* [Aim of the exercise] Would you please repeat the data that follows, exactly as it reads?

App and web page records
========
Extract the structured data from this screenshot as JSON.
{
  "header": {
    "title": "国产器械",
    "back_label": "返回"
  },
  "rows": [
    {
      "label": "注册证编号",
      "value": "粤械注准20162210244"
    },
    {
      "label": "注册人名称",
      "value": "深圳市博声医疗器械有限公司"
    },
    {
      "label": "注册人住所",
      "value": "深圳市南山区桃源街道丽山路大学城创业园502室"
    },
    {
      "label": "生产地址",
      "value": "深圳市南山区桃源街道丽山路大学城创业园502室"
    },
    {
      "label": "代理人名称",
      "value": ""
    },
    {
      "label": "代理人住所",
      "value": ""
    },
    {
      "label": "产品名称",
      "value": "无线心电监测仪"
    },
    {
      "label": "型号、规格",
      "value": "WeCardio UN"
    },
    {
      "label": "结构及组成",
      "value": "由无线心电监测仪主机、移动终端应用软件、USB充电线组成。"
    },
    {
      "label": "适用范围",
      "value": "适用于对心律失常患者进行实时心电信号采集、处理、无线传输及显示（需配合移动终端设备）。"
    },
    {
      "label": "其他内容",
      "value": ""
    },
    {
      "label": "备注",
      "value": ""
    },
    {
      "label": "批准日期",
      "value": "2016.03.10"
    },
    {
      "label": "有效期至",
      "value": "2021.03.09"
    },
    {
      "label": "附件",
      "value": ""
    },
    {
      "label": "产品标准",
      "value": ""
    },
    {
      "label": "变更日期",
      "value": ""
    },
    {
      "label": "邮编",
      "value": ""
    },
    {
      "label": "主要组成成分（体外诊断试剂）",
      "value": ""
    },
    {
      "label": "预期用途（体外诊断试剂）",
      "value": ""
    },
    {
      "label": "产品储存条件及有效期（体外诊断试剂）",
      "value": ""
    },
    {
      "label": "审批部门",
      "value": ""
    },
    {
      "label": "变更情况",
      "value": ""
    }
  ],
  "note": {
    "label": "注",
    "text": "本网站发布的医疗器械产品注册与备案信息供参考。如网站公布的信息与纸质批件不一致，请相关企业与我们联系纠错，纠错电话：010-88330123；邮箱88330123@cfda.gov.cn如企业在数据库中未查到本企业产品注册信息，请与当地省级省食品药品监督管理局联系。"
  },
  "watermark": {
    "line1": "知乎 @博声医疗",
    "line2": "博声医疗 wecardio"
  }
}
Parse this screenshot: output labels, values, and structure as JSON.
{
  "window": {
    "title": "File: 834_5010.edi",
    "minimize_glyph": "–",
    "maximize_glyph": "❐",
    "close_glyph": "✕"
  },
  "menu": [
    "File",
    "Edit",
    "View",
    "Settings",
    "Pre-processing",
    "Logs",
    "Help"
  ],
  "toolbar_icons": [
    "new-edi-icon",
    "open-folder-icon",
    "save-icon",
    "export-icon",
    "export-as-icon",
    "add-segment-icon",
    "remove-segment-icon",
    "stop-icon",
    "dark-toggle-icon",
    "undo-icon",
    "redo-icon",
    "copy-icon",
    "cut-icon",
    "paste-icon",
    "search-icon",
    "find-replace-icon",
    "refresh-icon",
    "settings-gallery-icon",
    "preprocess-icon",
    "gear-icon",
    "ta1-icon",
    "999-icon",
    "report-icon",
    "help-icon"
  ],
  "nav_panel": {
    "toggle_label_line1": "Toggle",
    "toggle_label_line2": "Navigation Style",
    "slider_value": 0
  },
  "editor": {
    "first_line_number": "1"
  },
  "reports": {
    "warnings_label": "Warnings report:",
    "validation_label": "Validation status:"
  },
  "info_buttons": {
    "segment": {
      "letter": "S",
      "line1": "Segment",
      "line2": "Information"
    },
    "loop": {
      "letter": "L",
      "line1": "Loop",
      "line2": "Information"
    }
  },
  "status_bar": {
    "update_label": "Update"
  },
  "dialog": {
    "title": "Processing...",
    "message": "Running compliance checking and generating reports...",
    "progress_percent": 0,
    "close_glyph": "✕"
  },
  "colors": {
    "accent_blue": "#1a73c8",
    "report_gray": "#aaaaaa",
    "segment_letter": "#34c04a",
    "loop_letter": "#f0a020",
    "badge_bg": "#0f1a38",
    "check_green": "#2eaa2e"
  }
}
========
* [Exercise solution]
Extract the structured data from this screenshot as JSON.
{
  "header": {
    "title": "国产器械",
    "back_label": "返回"
  },
  "rows": [
    {
      "label": "注册证编号",
      "value": "粤械注准20162210244"
    },
    {
      "label": "注册人名称",
      "value": "深圳市博声医疗器械有限公司"
    },
    {
      "label": "注册人住所",
      "value": "深圳市南山区桃源街道丽山路大学城创业园502室"
    },
    {
      "label": "生产地址",
      "value": "深圳市南山区桃源街道丽山路大学城创业园502室"
    },
    {
      "label": "代理人名称",
      "value": ""
    },
    {
      "label": "代理人住所",
      "value": ""
    },
    {
      "label": "产品名称",
      "value": "无线心电监测仪"
    },
    {
      "label": "型号、规格",
      "value": "WeCardio UN"
    },
    {
      "label": "结构及组成",
      "value": "由无线心电监测仪主机、移动终端应用软件、USB充电线组成。"
    },
    {
      "label": "适用范围",
      "value": "适用于对心律失常患者进行实时心电信号采集、处理、无线传输及显示（需配合移动终端设备）。"
    },
    {
      "label": "其他内容",
      "value": ""
    },
    {
      "label": "备注",
      "value": ""
    },
    {
      "label": "批准日期",
      "value": "2016.03.10"
    },
    {
      "label": "有效期至",
      "value": "2021.03.09"
    },
    {
      "label": "附件",
      "value": ""
    },
    {
      "label": "产品标准",
      "value": ""
    },
    {
      "label": "变更日期",
      "value": ""
    },
    {
      "label": "邮编",
      "value": ""
    },
    {
      "label": "主要组成成分（体外诊断试剂）",
      "value": ""
    },
    {
      "label": "预期用途（体外诊断试剂）",
      "value": ""
    },
    {
      "label": "产品储存条件及有效期（体外诊断试剂）",
      "value": ""
    },
    {
      "label": "审批部门",
      "value": ""
    },
    {
      "label": "变更情况",
      "value": ""
    }
  ],
  "note": {
    "label": "注",
    "text": "本网站发布的医疗器械产品注册与备案信息供参考。如网站公布的信息与纸质批件不一致，请相关企业与我们联系纠错，纠错电话：010-88330123；邮箱88330123@cfda.gov.cn如企业在数据库中未查到本企业产品注册信息，请与当地省级省食品药品监督管理局联系。"
  },
  "watermark": {
    "line1": "知乎 @博声医疗",
    "line2": "博声医疗 wecardio"
  }
}
Parse this screenshot: output labels, values, and structure as JSON.
{
  "window": {
    "title": "File: 834_5010.edi",
    "minimize_glyph": "–",
    "maximize_glyph": "❐",
    "close_glyph": "✕"
  },
  "menu": [
    "File",
    "Edit",
    "View",
    "Settings",
    "Pre-processing",
    "Logs",
    "Help"
  ],
  "toolbar_icons": [
    "new-edi-icon",
    "open-folder-icon",
    "save-icon",
    "export-icon",
    "export-as-icon",
    "add-segment-icon",
    "remove-segment-icon",
    "stop-icon",
    "dark-toggle-icon",
    "undo-icon",
    "redo-icon",
    "copy-icon",
    "cut-icon",
    "paste-icon",
    "search-icon",
    "find-replace-icon",
    "refresh-icon",
    "settings-gallery-icon",
    "preprocess-icon",
    "gear-icon",
    "ta1-icon",
    "999-icon",
    "report-icon",
    "help-icon"
  ],
  "nav_panel": {
    "toggle_label_line1": "Toggle",
    "toggle_label_line2": "Navigation Style",
    "slider_value": 0
  },
  "editor": {
    "first_line_number": "1"
  },
  "reports": {
    "warnings_label": "Warnings report:",
    "validation_label": "Validation status:"
  },
  "info_buttons": {
    "segment": {
      "letter": "S",
      "line1": "Segment",
      "line2": "Information"
    },
    "loop": {
      "letter": "L",
      "line1": "Loop",
      "line2": "Information"
    }
  },
  "status_bar": {
    "update_label": "Update"
  },
  "dialog": {
    "title": "Processing...",
    "message": "Running compliance checking and generating reports...",
    "progress_percent": 0,
    "close_glyph": "✕"
  },
  "colors": {
    "accent_blue": "#1a73c8",
    "report_gray": "#aaaaaa",
    "segment_letter": "#34c04a",
    "loop_letter": "#f0a020",
    "badge_bg": "#0f1a38",
    "check_green": "#2eaa2e"
  }
}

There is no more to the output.